Tuesday, 5 August 2008

Extinction Threat for Primates at Crisis Point

The IUCN has highlighted the plight of the world's primates in a comprehensive review of all 634 known species. The IUCN is the world's leading conservation body, funding, equipping and managing conservation scientists and projects, as well as leading on policy development internationally. The recent published review found that almost half of all primates face extinction unless urgent action is taken across the globe.

One of the greatest threats to primates is habitat loss, which is primarily caused by the burning and clearing of forests for global commercial gain. Habitat destruction is particularly a problem in South-East Asia, in part driven by the growing palm oil plantation industry. Hunting of primates for food is also a considerable threat, especially in Central Africa.

President of Conservation International and leading conservation scientist, Russell A. Mittermeier described the 'chilling indictment' of primates globally:

“We’ve raised concerns for years about primates being in peril, but now we have solid data to show the situation is far more severe than we imagined... ...tropical forest destruction has always been the main cause, but now it appears that hunting is just as serious a threat in some areas, even where the habitat is still quite intact. In many places, primates are quite literally being eaten to extinction.”
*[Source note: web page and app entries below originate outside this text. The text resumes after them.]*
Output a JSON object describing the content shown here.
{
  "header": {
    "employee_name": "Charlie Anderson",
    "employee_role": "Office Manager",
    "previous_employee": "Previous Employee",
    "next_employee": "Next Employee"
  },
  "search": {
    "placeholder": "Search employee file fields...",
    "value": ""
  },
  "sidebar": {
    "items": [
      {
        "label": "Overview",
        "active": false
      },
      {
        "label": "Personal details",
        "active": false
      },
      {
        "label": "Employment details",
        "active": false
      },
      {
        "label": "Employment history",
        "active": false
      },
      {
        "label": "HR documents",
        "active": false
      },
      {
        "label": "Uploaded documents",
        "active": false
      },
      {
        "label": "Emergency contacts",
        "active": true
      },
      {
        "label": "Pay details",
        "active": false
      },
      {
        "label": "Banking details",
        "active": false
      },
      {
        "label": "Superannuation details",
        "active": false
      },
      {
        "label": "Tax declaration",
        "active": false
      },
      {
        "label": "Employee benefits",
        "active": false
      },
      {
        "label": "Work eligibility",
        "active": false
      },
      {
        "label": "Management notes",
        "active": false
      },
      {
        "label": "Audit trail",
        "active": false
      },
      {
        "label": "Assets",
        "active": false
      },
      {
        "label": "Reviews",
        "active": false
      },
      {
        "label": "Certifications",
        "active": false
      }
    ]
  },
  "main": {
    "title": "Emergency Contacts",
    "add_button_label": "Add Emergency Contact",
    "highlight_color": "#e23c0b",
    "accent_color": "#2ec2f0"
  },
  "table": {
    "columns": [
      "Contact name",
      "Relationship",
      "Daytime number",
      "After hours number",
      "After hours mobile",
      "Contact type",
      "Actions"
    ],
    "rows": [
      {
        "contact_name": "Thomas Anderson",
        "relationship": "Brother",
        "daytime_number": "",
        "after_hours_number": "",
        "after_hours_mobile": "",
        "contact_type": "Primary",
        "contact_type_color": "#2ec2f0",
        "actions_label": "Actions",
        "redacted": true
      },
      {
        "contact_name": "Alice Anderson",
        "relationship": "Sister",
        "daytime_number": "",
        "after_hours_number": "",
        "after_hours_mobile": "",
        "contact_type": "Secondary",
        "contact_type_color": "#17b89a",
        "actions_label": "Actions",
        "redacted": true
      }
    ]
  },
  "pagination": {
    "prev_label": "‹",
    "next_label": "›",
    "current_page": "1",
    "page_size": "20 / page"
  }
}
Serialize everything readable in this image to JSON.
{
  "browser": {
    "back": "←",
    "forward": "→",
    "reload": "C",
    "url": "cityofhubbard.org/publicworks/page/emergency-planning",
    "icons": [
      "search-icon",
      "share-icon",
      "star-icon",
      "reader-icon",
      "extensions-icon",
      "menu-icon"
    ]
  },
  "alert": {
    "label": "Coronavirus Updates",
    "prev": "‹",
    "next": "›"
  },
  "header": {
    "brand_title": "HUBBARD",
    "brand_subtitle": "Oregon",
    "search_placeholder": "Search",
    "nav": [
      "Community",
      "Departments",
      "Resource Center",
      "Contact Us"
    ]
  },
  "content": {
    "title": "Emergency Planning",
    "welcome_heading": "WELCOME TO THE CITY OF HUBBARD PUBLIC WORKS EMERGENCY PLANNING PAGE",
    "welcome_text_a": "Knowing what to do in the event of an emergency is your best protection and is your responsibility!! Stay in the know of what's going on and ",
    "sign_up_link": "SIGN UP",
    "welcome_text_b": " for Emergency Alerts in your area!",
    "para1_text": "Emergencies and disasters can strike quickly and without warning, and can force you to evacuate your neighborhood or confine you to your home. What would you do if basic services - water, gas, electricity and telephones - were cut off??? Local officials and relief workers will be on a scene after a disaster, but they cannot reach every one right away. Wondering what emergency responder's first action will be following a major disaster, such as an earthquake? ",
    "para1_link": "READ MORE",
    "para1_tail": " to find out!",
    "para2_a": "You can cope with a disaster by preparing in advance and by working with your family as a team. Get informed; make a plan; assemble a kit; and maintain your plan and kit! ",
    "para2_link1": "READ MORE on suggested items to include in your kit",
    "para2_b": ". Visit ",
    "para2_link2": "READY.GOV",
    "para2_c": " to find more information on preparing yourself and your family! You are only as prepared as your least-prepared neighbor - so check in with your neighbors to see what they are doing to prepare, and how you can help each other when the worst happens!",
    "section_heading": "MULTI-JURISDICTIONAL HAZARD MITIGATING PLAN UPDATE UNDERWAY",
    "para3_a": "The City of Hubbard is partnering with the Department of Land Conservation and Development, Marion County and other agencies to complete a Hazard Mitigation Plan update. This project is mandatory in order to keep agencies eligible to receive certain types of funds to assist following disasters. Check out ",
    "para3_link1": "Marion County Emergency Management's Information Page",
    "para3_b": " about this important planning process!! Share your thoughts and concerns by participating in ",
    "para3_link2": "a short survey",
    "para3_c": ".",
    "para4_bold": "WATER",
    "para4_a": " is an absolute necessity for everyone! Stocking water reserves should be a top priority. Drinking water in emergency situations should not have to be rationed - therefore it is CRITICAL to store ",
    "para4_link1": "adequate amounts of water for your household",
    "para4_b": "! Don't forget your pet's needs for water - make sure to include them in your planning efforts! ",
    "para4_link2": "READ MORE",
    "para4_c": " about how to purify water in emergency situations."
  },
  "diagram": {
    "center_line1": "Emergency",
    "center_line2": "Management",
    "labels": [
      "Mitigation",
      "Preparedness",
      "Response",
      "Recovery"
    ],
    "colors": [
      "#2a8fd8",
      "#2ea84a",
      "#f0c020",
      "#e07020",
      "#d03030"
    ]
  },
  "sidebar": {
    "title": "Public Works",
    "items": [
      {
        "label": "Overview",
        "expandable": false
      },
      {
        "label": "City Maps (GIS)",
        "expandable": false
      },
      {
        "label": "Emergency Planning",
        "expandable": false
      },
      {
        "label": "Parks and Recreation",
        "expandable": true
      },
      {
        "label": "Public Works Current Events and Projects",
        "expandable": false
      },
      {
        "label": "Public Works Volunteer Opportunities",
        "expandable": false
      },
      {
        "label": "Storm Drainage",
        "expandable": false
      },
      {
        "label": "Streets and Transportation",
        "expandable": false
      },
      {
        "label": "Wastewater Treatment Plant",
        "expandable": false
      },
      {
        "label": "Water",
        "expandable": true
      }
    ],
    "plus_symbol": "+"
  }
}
Two of the 13 red colobus monkeys could already be extinct; Bouvier's red colobus and Miss Waldron's red colobus have not been seen by primatologists for 25 and 30 years respectively.

There is some good news however; increasing conservation efforts have had a positive effect on some primates. For example the black lion tamarin and the golden lion tamarin have been downlisted from critically endangered to endangered, after increased protection efforts and successful reintroduction programmes.

The BES would like to invite members and readers of the blog to comment on this topic.






1 comment:

Mark H said...

IS the situation better with mountain gorillas? I have read here ( http://ecologicalproblems.blogspot.com/2008/02/endangered-animals-mountain-gorillas.html ) there are only around 70 mountain gorillas left in the wilderness. Is this true?